§ Work request: Below are some records. Say in a single number how many of their lines include the word "items".

Data records for software interfaces:
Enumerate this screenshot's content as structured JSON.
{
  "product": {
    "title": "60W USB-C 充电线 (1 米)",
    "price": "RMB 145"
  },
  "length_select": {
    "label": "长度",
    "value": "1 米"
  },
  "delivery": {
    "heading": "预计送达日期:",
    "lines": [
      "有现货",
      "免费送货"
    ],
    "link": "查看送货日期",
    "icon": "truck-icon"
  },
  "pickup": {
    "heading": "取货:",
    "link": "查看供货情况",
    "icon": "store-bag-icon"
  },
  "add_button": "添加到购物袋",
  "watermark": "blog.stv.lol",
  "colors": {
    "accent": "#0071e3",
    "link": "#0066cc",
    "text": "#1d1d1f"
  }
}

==

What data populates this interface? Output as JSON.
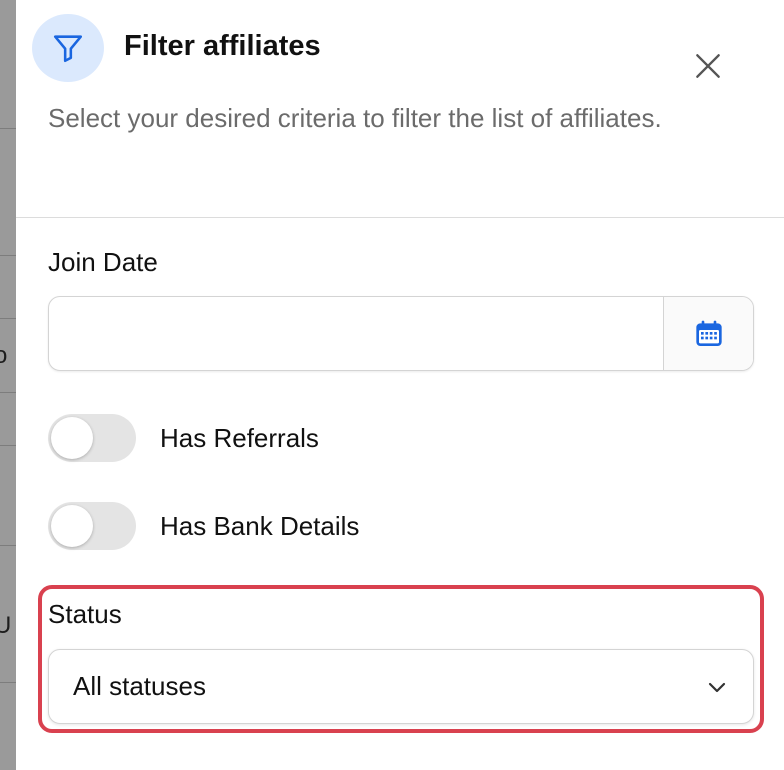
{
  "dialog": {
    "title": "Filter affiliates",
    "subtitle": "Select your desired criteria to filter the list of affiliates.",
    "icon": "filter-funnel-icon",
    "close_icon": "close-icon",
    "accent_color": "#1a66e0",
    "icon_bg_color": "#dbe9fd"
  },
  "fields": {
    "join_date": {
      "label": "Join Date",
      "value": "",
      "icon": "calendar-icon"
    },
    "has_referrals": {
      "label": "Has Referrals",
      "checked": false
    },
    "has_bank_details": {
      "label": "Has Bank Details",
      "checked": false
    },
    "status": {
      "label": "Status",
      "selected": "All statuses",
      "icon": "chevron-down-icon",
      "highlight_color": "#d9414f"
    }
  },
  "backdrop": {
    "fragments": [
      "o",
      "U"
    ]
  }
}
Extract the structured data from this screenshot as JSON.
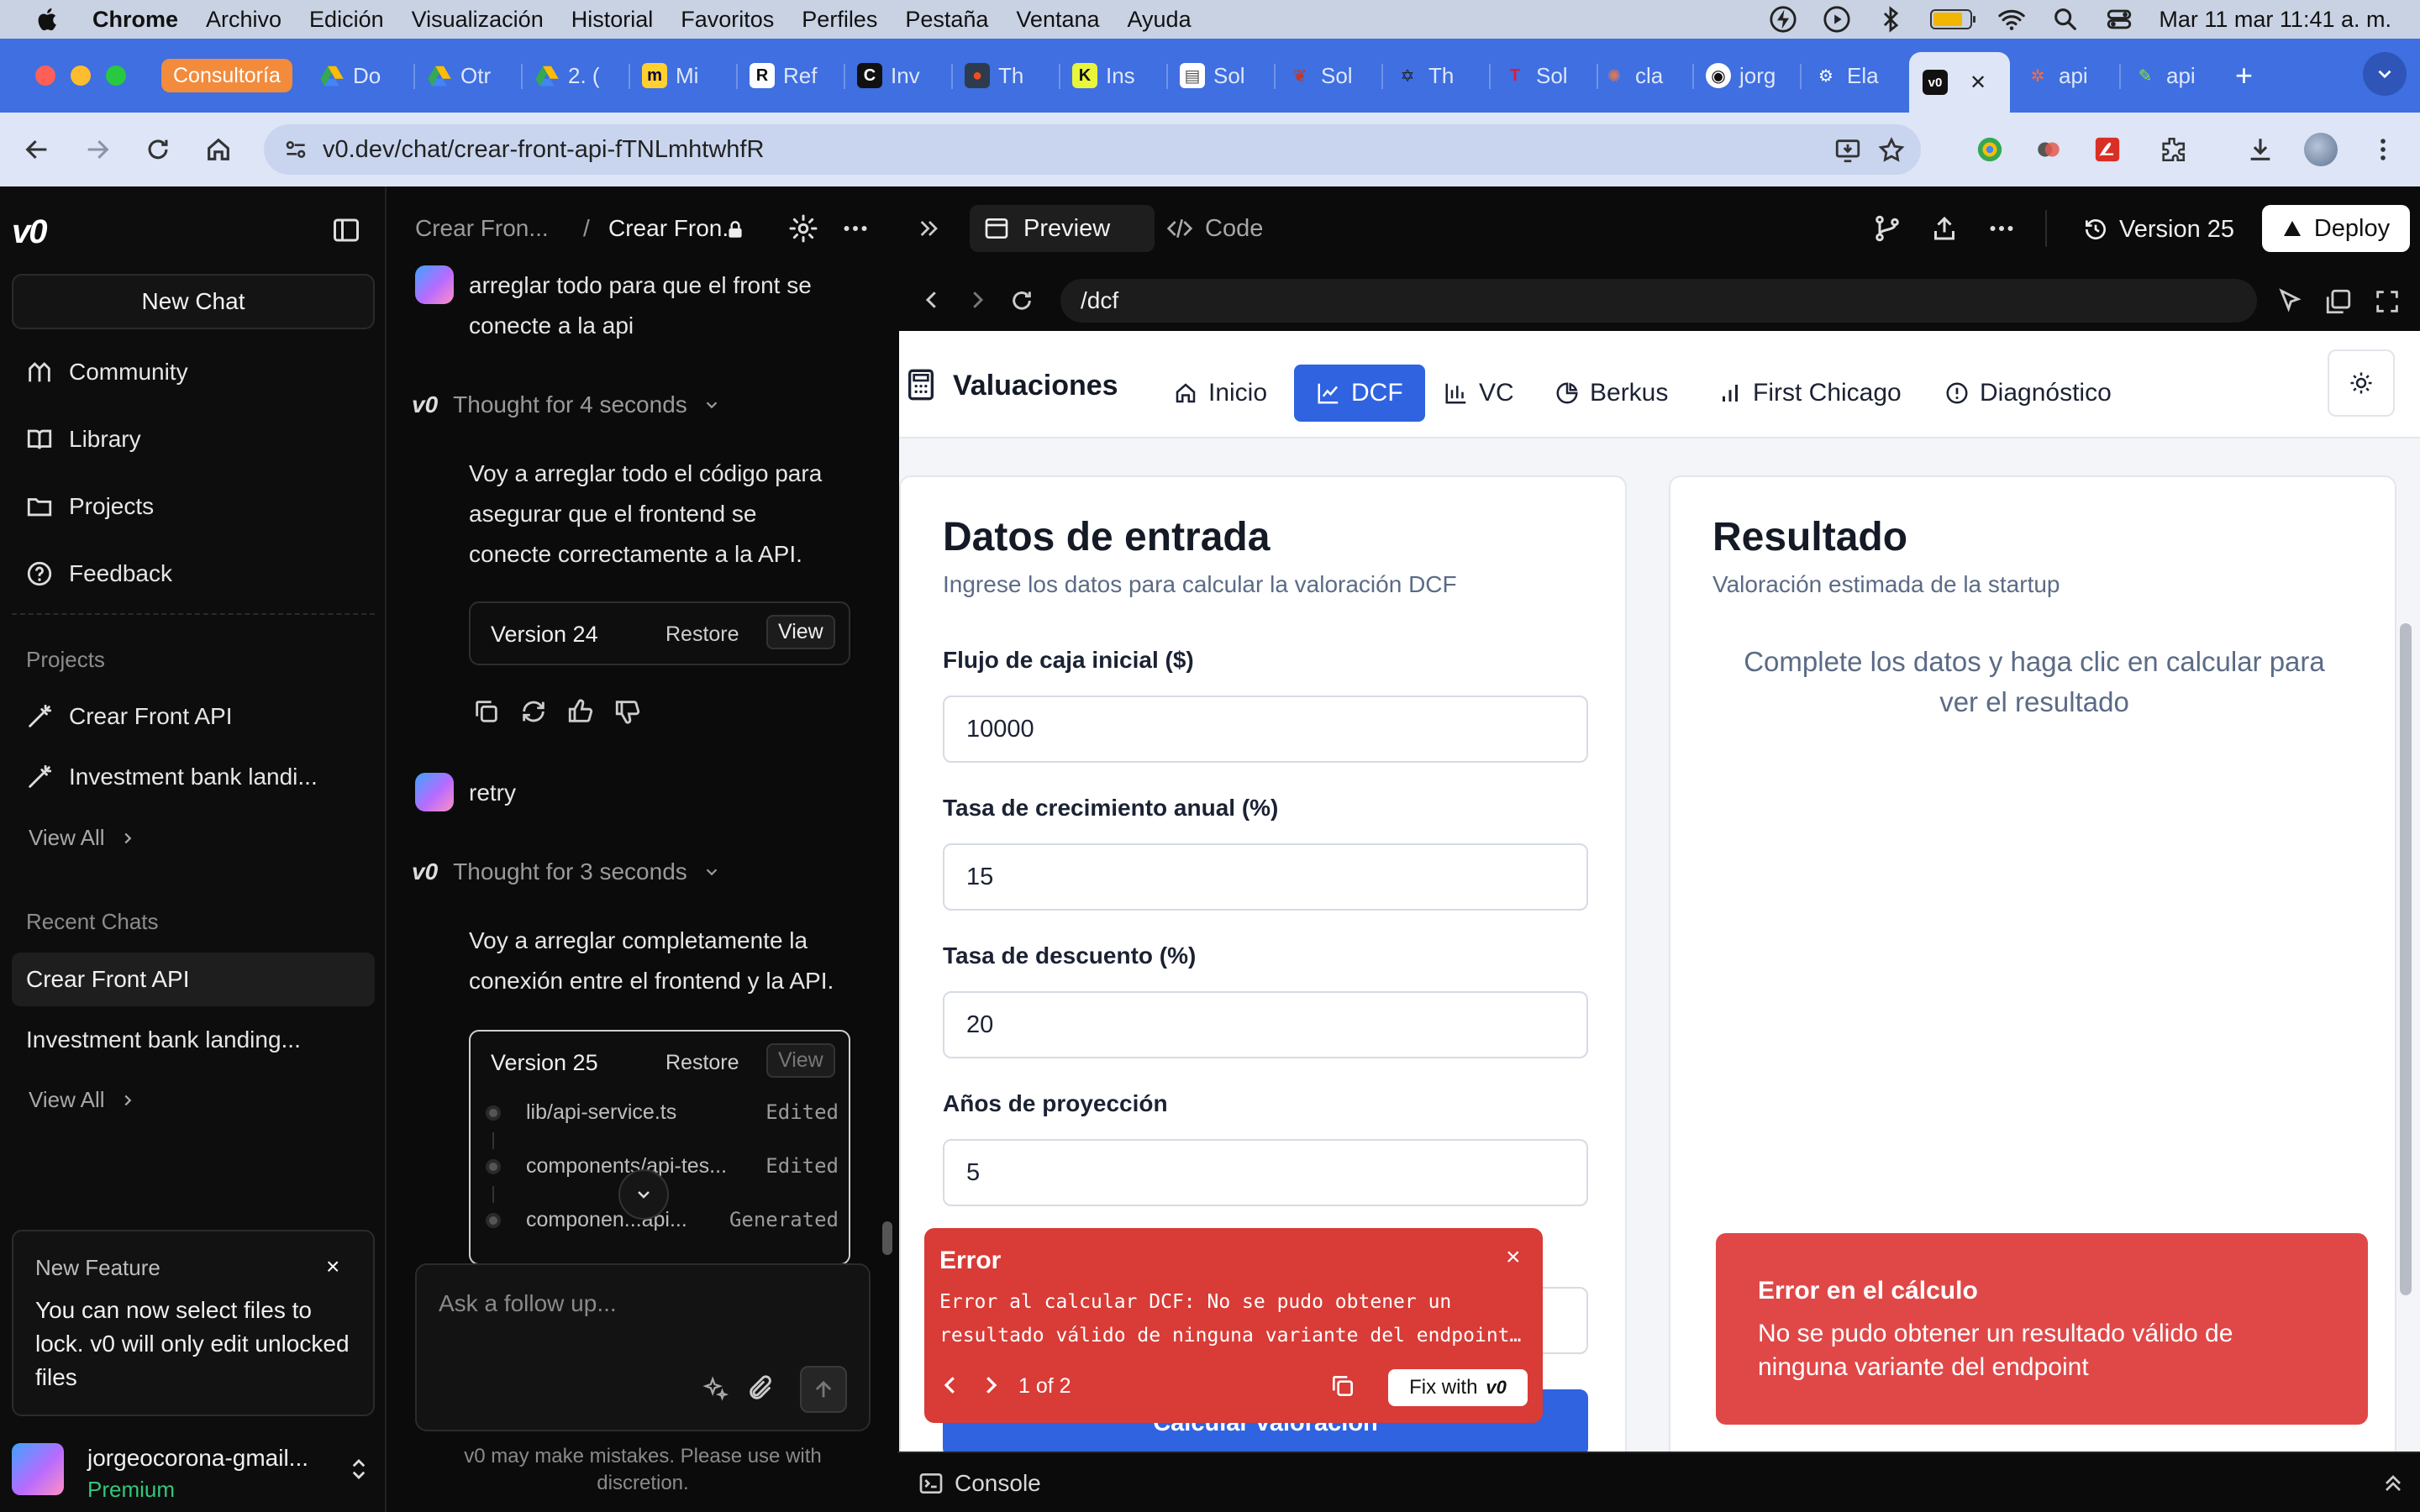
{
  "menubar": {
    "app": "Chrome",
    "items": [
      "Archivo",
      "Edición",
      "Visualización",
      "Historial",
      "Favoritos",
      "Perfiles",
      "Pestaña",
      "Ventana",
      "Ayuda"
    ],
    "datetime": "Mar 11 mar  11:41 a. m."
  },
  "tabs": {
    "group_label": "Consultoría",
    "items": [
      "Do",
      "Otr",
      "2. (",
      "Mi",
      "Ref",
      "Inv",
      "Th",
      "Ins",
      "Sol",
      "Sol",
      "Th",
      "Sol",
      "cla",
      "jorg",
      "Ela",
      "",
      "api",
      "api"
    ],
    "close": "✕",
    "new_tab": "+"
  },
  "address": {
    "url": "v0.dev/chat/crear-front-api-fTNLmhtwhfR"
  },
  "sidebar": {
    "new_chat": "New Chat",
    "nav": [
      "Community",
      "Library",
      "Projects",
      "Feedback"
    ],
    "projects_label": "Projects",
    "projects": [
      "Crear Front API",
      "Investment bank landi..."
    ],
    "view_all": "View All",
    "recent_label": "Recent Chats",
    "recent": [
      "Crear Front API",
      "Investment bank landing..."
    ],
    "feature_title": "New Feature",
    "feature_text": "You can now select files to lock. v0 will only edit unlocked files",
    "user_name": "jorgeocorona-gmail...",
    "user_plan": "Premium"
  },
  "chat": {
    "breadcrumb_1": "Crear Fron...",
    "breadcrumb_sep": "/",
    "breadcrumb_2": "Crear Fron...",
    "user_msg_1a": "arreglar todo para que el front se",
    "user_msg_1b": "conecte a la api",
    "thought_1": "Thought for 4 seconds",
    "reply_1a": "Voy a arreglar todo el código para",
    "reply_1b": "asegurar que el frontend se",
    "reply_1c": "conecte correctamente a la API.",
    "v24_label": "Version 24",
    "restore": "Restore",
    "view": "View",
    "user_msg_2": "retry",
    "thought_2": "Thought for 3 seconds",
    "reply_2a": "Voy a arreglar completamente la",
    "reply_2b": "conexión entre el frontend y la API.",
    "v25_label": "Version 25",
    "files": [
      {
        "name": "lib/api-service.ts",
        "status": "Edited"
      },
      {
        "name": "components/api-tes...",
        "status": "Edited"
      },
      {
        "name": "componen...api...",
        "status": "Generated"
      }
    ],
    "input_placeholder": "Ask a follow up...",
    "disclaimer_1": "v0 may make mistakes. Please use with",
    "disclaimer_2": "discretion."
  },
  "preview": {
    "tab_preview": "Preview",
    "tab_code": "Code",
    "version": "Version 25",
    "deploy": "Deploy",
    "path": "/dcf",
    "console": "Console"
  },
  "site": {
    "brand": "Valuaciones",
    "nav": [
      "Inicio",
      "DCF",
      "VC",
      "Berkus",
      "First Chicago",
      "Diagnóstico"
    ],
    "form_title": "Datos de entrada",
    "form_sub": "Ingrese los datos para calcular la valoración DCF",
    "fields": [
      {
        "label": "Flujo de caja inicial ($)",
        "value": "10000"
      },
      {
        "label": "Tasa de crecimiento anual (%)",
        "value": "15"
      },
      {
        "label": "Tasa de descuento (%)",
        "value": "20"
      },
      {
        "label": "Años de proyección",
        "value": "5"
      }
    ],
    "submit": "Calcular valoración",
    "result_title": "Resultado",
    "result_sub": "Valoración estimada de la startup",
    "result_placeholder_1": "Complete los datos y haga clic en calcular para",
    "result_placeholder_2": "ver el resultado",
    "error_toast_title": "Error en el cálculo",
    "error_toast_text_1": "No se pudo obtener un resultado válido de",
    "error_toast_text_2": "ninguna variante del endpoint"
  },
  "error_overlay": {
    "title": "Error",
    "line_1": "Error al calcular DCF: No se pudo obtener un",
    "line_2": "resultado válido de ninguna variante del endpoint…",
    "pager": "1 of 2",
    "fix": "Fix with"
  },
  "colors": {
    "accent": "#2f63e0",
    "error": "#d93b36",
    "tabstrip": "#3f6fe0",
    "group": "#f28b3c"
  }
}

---

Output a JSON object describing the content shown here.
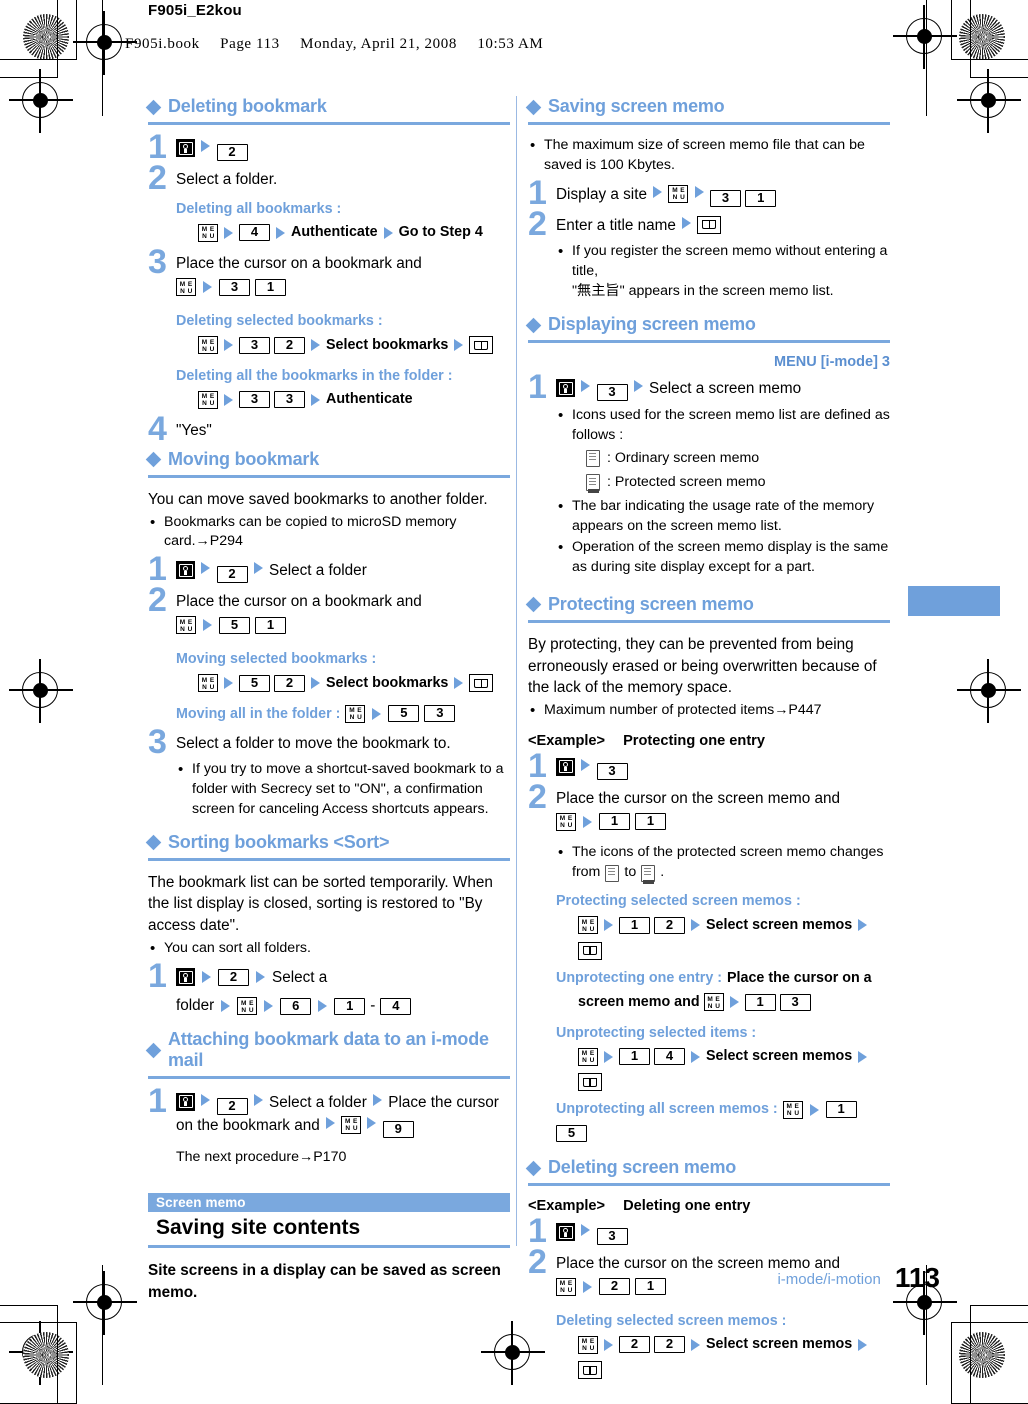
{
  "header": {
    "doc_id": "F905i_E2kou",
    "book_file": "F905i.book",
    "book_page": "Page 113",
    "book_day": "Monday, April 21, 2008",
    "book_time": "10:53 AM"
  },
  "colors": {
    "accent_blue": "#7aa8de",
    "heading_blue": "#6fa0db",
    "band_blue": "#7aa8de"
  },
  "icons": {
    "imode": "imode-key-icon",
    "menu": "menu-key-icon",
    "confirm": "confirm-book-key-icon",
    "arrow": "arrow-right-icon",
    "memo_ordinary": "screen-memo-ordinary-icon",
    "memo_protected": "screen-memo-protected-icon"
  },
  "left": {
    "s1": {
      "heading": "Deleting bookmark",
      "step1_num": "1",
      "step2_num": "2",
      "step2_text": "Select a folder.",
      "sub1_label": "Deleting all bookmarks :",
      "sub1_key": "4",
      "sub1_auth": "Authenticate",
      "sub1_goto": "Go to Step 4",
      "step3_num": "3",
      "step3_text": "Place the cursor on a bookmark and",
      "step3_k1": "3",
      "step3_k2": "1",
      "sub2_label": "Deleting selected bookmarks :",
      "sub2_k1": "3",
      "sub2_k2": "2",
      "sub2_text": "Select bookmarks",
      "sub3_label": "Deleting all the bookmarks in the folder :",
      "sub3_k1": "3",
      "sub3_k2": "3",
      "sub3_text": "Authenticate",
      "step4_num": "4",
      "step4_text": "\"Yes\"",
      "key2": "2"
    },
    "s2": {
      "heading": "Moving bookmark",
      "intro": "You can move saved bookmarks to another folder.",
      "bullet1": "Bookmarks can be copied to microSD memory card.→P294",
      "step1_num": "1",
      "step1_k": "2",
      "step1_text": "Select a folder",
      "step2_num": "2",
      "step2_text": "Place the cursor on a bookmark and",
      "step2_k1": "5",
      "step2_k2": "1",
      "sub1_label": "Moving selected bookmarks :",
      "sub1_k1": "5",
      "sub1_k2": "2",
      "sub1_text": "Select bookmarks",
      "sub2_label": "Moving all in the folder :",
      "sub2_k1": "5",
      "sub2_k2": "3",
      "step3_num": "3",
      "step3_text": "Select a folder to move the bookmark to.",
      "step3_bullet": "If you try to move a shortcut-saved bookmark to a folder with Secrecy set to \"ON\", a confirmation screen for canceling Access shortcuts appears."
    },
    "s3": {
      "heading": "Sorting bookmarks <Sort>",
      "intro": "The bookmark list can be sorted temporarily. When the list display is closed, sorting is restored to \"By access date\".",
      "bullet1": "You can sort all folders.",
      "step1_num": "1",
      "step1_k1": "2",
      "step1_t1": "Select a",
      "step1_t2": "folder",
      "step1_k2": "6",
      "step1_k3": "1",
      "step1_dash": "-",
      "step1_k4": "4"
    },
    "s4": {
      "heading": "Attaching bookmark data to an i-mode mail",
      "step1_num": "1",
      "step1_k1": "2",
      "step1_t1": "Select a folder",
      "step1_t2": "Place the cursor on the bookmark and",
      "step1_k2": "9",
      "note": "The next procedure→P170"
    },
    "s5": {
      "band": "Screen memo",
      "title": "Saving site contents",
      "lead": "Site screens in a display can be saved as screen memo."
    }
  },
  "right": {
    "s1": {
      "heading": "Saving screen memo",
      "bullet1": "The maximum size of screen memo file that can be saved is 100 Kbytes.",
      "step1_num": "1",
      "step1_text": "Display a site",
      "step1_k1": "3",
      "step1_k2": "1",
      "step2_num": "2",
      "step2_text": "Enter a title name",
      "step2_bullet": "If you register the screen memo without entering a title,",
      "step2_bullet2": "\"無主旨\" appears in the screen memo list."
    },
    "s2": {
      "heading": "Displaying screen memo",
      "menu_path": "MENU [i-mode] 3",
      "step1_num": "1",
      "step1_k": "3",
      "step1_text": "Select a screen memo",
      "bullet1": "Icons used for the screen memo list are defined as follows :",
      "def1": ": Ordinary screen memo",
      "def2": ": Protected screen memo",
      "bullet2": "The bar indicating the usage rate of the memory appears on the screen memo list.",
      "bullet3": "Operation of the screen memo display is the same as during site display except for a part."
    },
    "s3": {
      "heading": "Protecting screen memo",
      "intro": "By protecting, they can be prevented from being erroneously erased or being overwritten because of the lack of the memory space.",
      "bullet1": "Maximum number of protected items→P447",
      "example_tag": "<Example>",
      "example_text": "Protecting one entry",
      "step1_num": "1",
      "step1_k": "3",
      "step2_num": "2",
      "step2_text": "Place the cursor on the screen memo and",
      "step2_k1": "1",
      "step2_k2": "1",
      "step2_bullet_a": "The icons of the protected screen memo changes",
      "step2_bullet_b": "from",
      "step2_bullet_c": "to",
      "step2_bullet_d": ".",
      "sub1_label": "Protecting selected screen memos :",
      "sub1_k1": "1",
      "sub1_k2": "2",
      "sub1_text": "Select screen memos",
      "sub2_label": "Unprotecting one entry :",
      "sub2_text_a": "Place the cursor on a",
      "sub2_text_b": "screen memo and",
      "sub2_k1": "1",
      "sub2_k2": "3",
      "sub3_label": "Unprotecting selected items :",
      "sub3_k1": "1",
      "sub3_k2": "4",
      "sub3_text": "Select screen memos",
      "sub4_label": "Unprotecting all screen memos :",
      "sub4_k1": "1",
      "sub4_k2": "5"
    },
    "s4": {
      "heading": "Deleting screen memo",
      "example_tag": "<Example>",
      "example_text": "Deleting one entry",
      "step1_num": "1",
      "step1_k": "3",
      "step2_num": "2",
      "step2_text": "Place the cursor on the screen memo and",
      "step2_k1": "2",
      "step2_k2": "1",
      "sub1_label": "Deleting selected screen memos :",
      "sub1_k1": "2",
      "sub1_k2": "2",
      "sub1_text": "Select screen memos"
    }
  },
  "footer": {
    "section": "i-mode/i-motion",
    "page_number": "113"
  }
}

§ Expected output: 4